Return, from the material below, each line in which the word "JSON" is present.

■ **SOURCE MATERIAL**
[Start of Attachment]

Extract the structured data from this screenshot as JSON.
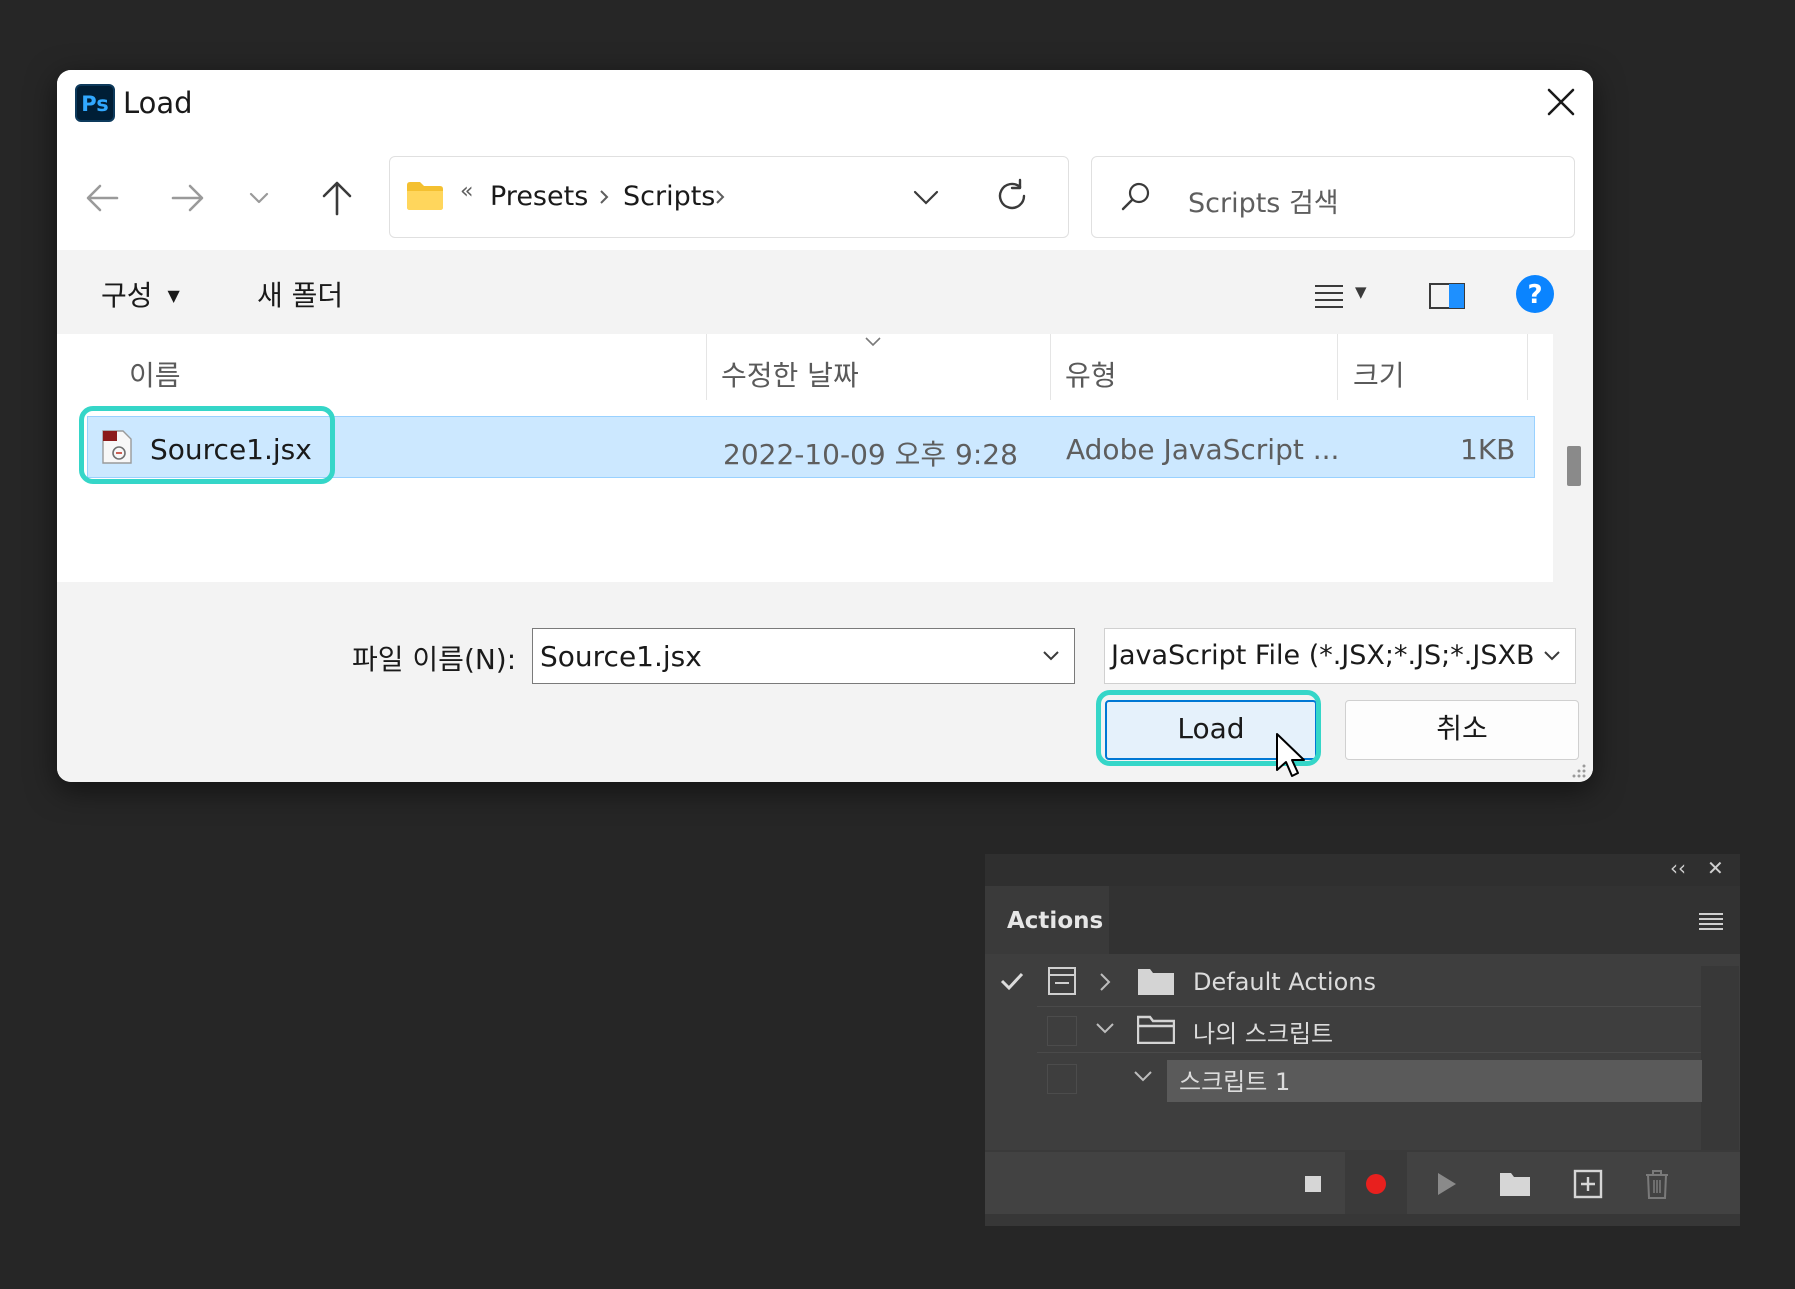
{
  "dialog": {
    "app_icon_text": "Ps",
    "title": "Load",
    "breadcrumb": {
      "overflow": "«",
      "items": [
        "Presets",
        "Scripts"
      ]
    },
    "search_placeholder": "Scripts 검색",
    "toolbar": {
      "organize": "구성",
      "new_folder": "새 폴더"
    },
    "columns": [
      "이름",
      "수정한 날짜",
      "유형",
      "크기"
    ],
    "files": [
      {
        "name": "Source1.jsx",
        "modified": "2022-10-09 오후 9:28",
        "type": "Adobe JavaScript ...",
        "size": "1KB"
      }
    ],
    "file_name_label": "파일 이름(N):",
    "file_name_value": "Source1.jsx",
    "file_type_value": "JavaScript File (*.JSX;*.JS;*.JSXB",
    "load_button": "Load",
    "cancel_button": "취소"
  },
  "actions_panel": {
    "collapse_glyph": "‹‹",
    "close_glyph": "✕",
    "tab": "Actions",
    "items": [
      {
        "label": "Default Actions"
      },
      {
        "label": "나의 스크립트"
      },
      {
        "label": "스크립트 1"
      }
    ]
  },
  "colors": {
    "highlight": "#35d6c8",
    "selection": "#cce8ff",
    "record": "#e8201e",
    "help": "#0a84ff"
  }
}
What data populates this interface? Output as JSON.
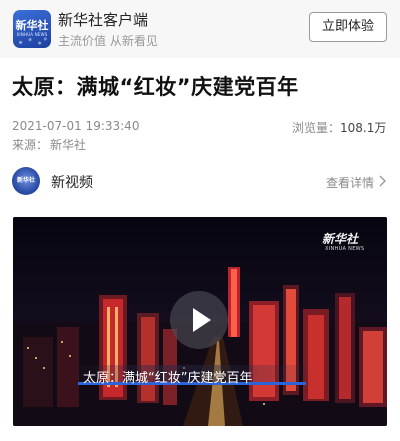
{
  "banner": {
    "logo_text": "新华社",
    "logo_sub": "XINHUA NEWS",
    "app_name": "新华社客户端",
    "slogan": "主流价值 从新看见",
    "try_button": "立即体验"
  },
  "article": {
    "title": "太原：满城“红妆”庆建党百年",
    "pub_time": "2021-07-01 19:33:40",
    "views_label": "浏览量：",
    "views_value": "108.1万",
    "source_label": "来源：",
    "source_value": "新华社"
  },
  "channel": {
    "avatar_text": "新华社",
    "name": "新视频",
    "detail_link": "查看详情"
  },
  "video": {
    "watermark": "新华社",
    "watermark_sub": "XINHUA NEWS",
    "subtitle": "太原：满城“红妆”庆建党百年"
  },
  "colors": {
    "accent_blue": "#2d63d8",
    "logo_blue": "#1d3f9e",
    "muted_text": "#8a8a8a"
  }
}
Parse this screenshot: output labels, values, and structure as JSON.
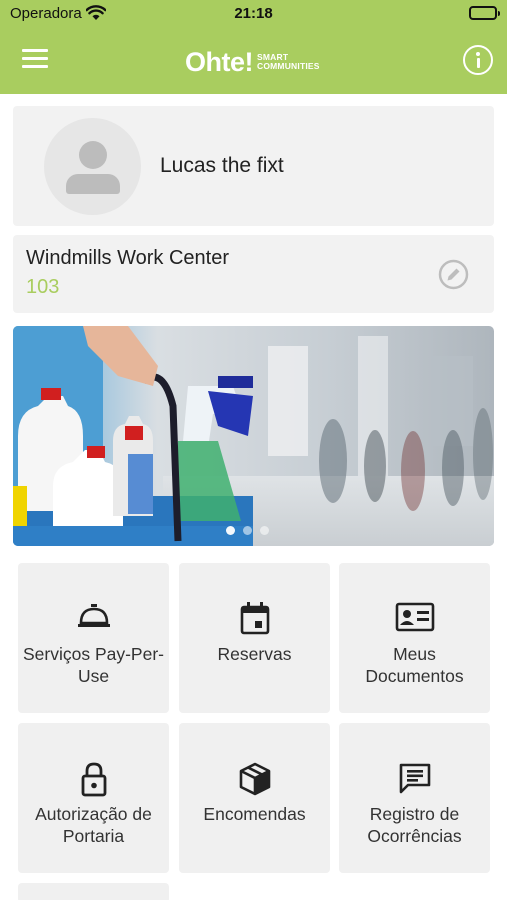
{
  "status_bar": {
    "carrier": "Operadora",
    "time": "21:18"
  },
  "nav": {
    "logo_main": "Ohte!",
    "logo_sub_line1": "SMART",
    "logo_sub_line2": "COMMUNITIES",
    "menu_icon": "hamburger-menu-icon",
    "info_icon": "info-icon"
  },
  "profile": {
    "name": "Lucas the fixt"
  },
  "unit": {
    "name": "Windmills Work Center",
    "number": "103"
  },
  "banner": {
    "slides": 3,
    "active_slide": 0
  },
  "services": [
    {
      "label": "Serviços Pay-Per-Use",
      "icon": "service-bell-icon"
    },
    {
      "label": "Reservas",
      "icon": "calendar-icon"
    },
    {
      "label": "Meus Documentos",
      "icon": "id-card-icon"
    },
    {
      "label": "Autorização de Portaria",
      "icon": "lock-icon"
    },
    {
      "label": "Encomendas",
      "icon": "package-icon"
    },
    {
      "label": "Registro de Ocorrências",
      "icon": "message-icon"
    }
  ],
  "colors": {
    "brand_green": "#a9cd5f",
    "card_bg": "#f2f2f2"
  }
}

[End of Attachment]

■ **EXPECTED OUTPUT**
Extract the structured data from this screenshot as JSON.
What data populates this interface? Output as JSON.
Parse this screenshot: output labels, values, and structure as JSON.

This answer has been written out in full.